Apparently that shock doesn't only extend to fans and critics. Head coach Zinetula Bilyaletdinov didn't sound too happy with the choice former NHLer and Team Russia's general manager Alexei Yashin made regarding the Dallas Stars rookie.
From R Sport:
When Nichushkin was selected as the youngest player on the Russian roster Tuesday, coach Zinetula Bilyaletdinov said it was “an advance payment” that the player “must justify,” but general manager Alexei Yashin dismissed that idea in comments to R-Sport on Wednesday.
“It's hard to talk about an advance payment. It's the wrong word,” said Yashin, who played 850 career NHL games. “Nichushkin has earned the call to the Olympics with his game.”
By “advance payment,” it seems that Bilyaletdinov means Nichushkin is getting the spot without having done enough to earn it at such a young age.
The pressure on Russia to win in Sochi has to be immense. Hockey is expected to be the crown jewel of the Sochi games as the Russians are very prideful about a sport they feel is as much theirs as anyone else's. So if the head coach and general manager aren't on the same page, that's getting off to a pretty rocky start.
Russia is in Group A with USA, Slovakia and Slovenia, so they'll have their work cut out for them right out of the gates.
Nichushkin has been good for the Stars this year with 22 points in 43 games including nine goals.

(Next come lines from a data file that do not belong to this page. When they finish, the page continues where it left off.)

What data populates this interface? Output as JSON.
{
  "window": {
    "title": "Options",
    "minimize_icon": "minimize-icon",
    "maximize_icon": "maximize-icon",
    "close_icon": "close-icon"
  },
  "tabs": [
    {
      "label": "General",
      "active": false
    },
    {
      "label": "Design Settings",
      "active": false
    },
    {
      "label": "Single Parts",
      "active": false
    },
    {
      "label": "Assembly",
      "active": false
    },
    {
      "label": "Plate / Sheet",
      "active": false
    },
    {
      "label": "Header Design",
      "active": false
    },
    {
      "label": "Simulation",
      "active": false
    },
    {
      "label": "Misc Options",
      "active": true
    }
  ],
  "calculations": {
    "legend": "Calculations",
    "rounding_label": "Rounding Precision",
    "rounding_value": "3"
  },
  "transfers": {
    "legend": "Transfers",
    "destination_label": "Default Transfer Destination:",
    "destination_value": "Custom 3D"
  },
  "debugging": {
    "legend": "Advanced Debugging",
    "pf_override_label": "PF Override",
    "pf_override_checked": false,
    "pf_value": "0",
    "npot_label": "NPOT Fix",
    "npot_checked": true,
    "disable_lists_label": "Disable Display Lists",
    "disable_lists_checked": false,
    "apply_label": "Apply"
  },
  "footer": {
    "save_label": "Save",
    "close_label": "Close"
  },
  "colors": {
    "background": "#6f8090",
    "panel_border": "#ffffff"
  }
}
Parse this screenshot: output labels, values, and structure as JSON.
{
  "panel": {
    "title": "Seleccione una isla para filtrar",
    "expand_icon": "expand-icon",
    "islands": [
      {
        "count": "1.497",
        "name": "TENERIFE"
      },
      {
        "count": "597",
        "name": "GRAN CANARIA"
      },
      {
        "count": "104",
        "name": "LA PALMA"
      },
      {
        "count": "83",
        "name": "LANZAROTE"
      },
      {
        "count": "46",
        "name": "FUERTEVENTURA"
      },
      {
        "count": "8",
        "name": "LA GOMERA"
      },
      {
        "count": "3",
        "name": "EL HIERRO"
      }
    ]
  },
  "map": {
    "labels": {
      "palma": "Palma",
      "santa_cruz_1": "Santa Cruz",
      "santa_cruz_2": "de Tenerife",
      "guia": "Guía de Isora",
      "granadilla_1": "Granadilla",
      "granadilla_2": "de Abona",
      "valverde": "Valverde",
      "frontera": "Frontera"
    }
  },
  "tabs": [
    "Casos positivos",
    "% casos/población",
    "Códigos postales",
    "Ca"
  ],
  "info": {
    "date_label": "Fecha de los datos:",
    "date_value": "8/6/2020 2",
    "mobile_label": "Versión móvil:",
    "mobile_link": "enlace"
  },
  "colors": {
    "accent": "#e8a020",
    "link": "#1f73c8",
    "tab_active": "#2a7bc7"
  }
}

That said, it's hard to say he belongs on the team over a more established player like Alexander Semin. Nichushkin has also never played in a men's national team event aside from the World Junior Championship and World Under-18 Championship last year.
The 6-foot-4, 205-pound forward did star in the KHL playoffs last year, helping get Traktor Chelyabinsk to the Gagarin Cup finals. He had nine points in 25 postseason contests as a 17-year-old playing a high level of pro hockey.
It's probably not much of a surprise that Bilyaletdinov is nervous about the choice Yashin made. After all, it will be the head coach as the most visible Russian official, opening Bilyaletdinov up for the bulk of the scrutiny.
Russia has not medaled at the Olympics since taking bronze in 2002. Their embarrassing loss to Canada in 2010 still stings and as the host of the games, they'll want to give the nation something to cheer about. Yashin is certainly taking a risk here with Nichushkin and he better smooth things over with his coach soon, too.
Gotta love Olympic hockey drama.